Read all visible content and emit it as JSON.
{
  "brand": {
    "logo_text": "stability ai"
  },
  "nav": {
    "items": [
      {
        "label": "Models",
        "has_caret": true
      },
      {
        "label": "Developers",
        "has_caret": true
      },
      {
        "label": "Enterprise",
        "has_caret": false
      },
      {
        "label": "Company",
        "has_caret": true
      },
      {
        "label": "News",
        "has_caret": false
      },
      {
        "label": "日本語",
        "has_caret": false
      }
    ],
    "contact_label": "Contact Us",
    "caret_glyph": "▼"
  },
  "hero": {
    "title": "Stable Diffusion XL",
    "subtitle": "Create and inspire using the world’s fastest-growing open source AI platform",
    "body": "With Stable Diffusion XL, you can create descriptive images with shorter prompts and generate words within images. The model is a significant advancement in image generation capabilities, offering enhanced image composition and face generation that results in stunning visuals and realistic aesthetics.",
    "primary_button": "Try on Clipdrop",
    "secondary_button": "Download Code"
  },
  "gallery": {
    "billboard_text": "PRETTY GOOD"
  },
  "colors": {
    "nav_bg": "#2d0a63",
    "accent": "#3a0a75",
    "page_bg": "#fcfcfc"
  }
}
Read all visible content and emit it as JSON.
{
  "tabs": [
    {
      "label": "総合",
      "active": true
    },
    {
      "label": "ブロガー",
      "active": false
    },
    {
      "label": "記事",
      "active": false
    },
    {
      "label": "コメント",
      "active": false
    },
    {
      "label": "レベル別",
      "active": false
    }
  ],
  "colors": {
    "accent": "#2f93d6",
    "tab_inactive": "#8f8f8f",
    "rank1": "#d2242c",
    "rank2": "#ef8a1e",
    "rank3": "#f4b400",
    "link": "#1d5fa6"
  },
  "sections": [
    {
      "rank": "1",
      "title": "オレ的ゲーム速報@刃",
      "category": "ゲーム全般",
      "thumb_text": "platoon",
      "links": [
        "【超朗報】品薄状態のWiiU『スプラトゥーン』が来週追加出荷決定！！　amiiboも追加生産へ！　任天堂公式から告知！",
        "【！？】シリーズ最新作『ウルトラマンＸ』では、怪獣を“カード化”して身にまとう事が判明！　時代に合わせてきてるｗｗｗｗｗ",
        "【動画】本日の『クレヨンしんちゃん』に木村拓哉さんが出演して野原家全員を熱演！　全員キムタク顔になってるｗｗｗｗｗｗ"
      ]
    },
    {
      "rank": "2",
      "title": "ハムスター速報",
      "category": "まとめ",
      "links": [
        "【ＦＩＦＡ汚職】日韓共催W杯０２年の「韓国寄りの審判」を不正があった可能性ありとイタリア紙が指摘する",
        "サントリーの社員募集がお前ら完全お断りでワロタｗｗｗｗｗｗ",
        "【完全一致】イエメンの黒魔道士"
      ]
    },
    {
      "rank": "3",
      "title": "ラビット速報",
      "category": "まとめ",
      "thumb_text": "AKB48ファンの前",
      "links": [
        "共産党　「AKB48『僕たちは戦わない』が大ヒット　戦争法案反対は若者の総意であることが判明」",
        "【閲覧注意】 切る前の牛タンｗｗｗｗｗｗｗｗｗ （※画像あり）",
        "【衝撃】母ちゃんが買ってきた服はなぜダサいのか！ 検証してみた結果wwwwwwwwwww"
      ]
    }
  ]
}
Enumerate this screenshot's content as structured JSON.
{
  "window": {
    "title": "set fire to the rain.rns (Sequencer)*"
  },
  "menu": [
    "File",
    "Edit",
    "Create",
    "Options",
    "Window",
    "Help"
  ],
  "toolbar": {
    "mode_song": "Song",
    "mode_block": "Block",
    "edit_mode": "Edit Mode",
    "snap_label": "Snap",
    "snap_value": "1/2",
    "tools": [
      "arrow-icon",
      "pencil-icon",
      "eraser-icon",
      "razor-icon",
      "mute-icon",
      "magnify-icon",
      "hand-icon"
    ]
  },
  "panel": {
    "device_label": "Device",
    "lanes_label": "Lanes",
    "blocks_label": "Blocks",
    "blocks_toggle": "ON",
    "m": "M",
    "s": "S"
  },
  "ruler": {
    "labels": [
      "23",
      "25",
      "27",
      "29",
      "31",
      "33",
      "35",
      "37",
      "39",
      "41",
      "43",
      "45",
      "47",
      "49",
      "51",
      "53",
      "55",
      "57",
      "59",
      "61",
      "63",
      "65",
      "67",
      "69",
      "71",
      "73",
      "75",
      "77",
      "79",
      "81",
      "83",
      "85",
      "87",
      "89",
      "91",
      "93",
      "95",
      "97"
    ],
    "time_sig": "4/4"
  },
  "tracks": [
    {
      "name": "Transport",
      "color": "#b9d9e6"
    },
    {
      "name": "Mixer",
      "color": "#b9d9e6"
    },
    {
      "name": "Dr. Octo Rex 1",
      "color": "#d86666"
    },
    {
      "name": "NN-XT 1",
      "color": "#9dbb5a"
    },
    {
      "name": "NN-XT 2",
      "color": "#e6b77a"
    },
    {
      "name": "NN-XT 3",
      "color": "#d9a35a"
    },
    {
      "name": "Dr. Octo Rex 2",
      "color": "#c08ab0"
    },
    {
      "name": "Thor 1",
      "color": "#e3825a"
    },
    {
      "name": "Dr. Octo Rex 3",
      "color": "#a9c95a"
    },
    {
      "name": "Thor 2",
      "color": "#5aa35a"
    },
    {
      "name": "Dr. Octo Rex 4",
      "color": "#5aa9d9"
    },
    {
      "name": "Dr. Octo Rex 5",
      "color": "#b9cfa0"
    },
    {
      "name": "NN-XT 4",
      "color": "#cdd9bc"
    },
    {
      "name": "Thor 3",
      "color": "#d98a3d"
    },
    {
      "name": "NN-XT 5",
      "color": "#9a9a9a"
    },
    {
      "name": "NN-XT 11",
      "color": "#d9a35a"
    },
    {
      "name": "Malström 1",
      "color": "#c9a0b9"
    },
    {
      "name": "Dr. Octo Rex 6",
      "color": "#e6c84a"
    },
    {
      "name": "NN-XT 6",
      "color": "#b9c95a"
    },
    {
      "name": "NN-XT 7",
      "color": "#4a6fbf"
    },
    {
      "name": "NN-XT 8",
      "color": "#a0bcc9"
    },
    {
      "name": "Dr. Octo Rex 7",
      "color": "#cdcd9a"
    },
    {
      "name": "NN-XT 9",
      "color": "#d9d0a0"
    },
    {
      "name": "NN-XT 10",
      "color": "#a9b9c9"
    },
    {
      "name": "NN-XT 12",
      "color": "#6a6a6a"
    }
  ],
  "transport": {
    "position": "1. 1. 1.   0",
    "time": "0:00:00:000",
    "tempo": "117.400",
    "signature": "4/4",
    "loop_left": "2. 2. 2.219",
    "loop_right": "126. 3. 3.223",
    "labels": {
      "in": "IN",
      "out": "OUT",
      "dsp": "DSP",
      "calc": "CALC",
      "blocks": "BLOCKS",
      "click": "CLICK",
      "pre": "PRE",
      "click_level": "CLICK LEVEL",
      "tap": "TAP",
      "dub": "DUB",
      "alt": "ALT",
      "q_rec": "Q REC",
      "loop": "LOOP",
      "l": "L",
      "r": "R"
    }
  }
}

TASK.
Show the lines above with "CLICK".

EXERCISE SOLUTION.
      "click": "CLICK",
      "click_level": "CLICK LEVEL",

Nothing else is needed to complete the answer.